One of CMIC’s most advanced projects is its Footprints project with NSERC (Natural Sciences and Engineering Research Council of Canada), which began in 2013. The five-year, $13-million project brought together the largest multidisciplinary exploration geoscience consortium in North America. The consortium is working on developing novel methods for integrating multiple exploration data sets (geophysical, mineralogical, geochemical, etc.) that currently can be layered, but not truly integrated. The project uses software platforms that were originally developed for aerospace and the financial services industry and should enhance exploration methods as well as answering fundamental questions about the origins of large-scale, ore-forming systems.
Energy & processing
Only 5% of the energy used to grind ore is actually used to break apart the rock, making the process 95% energy inefficient.
CMIC has a project in the lab testing phase looking at replacing ball mills. Compared to HPGR, this technology, which Weatherell describes as a game changer for new mines, could reduce energy consumption by 50-60% and capex in the mill by 20-30%. CMIC is supporting the development of a prototype, which is slated to begin later this year. After that’s complete and tested for a year, a full-scale demo would follow. “We’ve already got mining companies lined up saying we want to test it,” Weatherell says. If the technology works, CMIC is aiming to facilitate commercialization within five years.
CMIC has launched a Knowledge Hub in British Columbia to put water quality data online in geospatial format. One of the challenges for mining companies is that base line water quality data that they must collect and submit to a regulatory body isn’t easily available, although it is supposed to be public.
The hub, which has been up and running for about a year and a half, has transitioned from the minimum viable product stage to a prototype and provides access to 15 million water quality data points in British Columbia. The intent is to roll it out across the country. In future, the program could potentially to be used to curate or provide the portal for water quality monitoring data that is submitted to regulators.

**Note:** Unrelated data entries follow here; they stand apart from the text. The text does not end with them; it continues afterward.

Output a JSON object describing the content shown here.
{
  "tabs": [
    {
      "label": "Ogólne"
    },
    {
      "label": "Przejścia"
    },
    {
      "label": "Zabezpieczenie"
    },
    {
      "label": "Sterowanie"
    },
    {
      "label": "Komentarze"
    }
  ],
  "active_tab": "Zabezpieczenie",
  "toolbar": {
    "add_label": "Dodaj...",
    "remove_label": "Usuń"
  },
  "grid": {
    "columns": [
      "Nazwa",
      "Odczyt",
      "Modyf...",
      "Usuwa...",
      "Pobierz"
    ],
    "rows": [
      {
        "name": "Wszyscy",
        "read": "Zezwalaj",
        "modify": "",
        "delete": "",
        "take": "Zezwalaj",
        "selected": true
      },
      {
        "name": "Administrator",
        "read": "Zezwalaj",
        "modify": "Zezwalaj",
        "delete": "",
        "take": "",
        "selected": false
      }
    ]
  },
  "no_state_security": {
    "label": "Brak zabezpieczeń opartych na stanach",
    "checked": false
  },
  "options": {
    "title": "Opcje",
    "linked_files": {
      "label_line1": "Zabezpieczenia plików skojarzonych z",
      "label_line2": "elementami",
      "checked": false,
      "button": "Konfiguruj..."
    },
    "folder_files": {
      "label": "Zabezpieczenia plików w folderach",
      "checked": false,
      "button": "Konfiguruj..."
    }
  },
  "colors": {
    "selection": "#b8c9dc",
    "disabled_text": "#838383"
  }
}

CMIC has also recently launched a project to support the development of remote, real-time sensors for water quality monitoring. One of the technologies being pursued leans on genomics as a tool to create sensors from bacteria – another example of open innovation at work.
As more battery-powered vehicles are being developed and offered in underground mining, CMIC is working on standardizing the new technology. As it stands, the technology that is available from different companies is not compatible: in order to use vehicles from two different companies at one mine, two sets of infrastructure would need to be installed to charge the batteries. Working with the Global Mining Standards & Guidelines Group and the majority of the mining companies and mining suppliers in the battery-electric vehicle space in Canada and internationally, this partnership has completed guidelines for the technology in six months – a process that normally would take two or more years. In underground mining CMIC is focused on transforming the industry from a batch-dumb-carbon based process to a continuous-smart-electric process. For more information see http://cmic-ccim.org/.